Below are the records; locate each line with the word "inetpub" and copy it.

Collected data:

● ● ● ● ● ● ●

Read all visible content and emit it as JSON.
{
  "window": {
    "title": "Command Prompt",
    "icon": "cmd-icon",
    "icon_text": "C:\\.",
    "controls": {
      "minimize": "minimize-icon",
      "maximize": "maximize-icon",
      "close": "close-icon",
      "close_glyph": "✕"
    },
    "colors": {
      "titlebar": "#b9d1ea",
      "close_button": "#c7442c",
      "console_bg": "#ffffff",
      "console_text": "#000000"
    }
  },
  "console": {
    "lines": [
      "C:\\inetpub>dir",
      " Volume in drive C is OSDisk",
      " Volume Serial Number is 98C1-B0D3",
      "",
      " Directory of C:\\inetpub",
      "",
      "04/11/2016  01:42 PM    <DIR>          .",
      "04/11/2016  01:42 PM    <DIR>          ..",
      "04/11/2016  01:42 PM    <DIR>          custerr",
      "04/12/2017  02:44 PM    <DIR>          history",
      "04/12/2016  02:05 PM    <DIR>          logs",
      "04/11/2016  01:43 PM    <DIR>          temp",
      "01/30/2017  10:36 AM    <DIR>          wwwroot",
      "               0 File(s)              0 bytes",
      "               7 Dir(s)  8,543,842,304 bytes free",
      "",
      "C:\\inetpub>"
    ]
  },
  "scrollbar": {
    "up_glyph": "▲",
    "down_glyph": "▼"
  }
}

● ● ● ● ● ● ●

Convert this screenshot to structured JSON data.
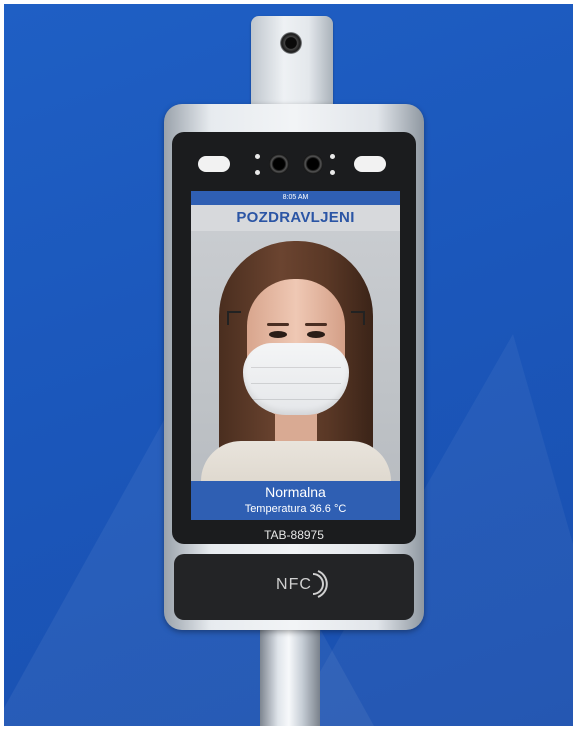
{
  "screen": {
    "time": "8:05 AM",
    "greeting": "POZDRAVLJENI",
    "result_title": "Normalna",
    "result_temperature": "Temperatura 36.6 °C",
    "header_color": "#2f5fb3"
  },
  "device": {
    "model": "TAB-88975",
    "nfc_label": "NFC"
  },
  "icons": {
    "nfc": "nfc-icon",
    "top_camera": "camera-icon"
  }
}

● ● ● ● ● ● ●

- [TASK ANSWER]
      "C:\\inetpub>dir",
      " Directory of C:\\inetpub",
      "C:\\inetpub>"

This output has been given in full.